When Mexican President-elect Enrique Peña Nieto met with President Obama in the Oval Office last week, the failing war on drugs got short shrift — at least in public.
It’s unclear what the leaders discussed in private, but in remarks to reporters — including this one — Obama and Nieto emphasized trade, economics and border security, barely mentioning the brutal drug violence that has cost tens of thousands of lives in Mexico and threatens security on this side of the border, as well.
Drug legalization advocates contend that just legalizing marijuana, which provides Mexican drug cartels with much of their revenues, could help stem the violence. But Nieto and Obama have both stated emphatically that they don’t support legalizing pot and Congress — including most members of the New Mexico delegation — doesn’t seem to think much of the idea, either. This is despite the fact that Americans are now evenly divided on the issue. A CBS poll released Friday showed that 47 percent of Americans support legalization and 47 percent oppose it. Fifty-one percent opposed it in a CBS poll a year ago.
In an interview before his White House visit, Nieto suggested ballot measures that legalized marijuana in Colorado and Washington last month could portend broader policy changes.
“It’s clear that this thing that has happened in two states in the near future could bring us to rethinking the strategy,” Nieto told CNN’s Wolf Blitzer somewhat cryptically on Tuesday.
In the absence of federal action, the debate over marijuana legalization is taking place primarily at the state level, including in New Mexico, where a proposal to relax the state’s pot laws faces tough sledding in the Legislature. Last week, I asked New Mexico’s congressional delegation — since they are some of the state’s highest-profile leaders — to share their thoughts on marijuana legalization.
Michelle Lujan Grisham, who was elected to New Mexico’s 1st Congressional District last month, was the only (soon to be) member of the New Mexico congressional delegation who voiced support for congressional action on marijuana policy. Lujan Grisham was a strong supporter of New Mexico’s medical marijuana law.
“I welcome a broader policy debate about our drug laws, especially in light of states’ efforts to decriminalize the recreational use of marijuana,” Lujan Grisham said in a statement. “Without an honest debate, I am concerned that we’ll end up with a hodge-podge of conflicting state and local laws.

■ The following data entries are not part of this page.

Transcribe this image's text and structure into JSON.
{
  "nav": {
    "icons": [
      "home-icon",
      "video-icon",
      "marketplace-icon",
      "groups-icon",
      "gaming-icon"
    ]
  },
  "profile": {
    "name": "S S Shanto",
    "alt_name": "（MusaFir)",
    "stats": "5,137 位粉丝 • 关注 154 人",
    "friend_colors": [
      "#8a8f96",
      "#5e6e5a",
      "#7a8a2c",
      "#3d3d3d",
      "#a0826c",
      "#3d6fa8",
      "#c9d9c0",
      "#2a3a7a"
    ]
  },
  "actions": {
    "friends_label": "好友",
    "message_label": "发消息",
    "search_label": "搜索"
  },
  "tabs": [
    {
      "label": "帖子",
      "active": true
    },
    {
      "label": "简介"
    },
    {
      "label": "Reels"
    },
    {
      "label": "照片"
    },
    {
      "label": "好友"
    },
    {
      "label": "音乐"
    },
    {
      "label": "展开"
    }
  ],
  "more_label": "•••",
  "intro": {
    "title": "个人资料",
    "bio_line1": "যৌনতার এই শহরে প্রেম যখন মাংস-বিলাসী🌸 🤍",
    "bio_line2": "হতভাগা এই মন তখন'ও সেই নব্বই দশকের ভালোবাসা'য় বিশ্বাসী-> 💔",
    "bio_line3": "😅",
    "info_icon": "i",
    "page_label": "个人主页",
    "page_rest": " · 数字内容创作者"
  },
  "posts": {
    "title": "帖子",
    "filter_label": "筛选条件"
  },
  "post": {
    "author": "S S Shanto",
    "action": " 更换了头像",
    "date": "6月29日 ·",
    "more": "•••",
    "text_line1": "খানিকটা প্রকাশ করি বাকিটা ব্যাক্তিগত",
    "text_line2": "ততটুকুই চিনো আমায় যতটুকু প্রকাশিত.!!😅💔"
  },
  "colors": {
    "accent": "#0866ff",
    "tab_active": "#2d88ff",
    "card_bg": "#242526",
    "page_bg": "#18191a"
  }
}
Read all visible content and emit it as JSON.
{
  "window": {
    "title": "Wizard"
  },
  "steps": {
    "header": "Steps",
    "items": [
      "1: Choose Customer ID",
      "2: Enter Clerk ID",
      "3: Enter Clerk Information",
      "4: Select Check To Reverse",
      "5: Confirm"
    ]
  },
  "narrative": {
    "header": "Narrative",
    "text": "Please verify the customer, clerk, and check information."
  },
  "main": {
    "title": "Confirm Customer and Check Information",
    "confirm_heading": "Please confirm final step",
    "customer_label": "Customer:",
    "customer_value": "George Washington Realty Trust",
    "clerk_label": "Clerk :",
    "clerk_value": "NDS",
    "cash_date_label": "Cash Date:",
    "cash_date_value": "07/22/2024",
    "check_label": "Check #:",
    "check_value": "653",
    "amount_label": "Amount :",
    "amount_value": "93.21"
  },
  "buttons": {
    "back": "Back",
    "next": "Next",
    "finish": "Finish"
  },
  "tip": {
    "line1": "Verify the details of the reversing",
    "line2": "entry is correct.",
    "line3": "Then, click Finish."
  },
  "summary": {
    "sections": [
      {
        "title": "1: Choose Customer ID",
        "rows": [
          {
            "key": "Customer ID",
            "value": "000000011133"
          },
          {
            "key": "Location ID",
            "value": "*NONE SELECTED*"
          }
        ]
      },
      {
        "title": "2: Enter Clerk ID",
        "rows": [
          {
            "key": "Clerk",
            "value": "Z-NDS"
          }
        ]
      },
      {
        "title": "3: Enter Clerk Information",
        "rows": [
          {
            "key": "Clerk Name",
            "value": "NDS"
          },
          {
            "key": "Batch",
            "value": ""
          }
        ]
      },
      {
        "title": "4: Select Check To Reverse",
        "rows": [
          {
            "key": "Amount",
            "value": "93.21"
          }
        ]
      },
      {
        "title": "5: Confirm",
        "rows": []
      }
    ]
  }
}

We need leadership from Congress.”
Lujan Grisham’s office did not respond to a follow-up query to clarify her personal position on legalization.
Rep. Martin Heinrich, a Democrat who won election to the U.S. Senate last month, said in an interview that the war on drugs “as it has been framed has not been successful.”
He said New Mexico’s biggest problem with controlled substances is with hard stuff such as heroin and methamphetamines, not pot. Therefore, Heinrich said, state and federal resources should be aimed primarily at those harder drugs. And as for marijuana?
“I certainly support the states being able to use medical marijuana with a prescription from a doctor, there is no question about that,” Heinrich said. “I wouldn’t say I’m briefed enough on the issue to make a commitment beyond that.
“I think we need to look very closely at what the real impacts are in Colorado and Washington and what happens in those states as a result and learn from it,” Heinrich said. “That’s going to take some time.”
Sen. Tom Udall, D-N.M., said he doesn’t support legalizing marijuana and neither do most in Congress. He does, however, support New Mexico’s medical marijuana law.
“I don’t think there is any federal support for legalization,” Udall told me in an interview. “I don’t see any effort by this Congress or this Senate to legalize. I just don’t see it happening. I’m not pushing for it.”
Udall said the perception that people are getting locked up for smoking a little pot is off-base.
“As a practical matter we don’t put people in jail for using a small amount of marijuana — nobody is going to jail for using a small amount of marijuana in a personal, home-type situation,” Udall said. “Law enforcement is focused on the drug kingpins and cartels that are working out of Mexico, and they’re focused on people way up the chain — the dealers. Those are the people we should be focused on. Those are the people making the profits and doing the damage.”
Rep. Steve Pearce, R-N.M., said legalizing marijuana won’t solve anything and that America should work to reduce its demand for drugs in general.
“At home, Americans have a responsibility to address the illegal flow of drugs,” Pearce said. “Both Americans and Mexicans need peace, freedom from fear and violence, and we need jobs. Legalizing marijuana will not provide any of these.”
Rep. Ben Ray Luján, D-N.M., supports medical marijuana and backed an amendment that would prohibit the Justice Department from prosecuting people who are in compliance with their state’s medical marijuana laws. He said drug policy should remain a priority. He does not support outright legalization “at this time,” his spokesman told me.
“Substance abuse — and in particular prescription drug abuse and heroin use — remains a great concern in New Mexico, and addressing this issue that tears too many families apart must continue to be a high priority for both the United States and Mexico,” Luján said.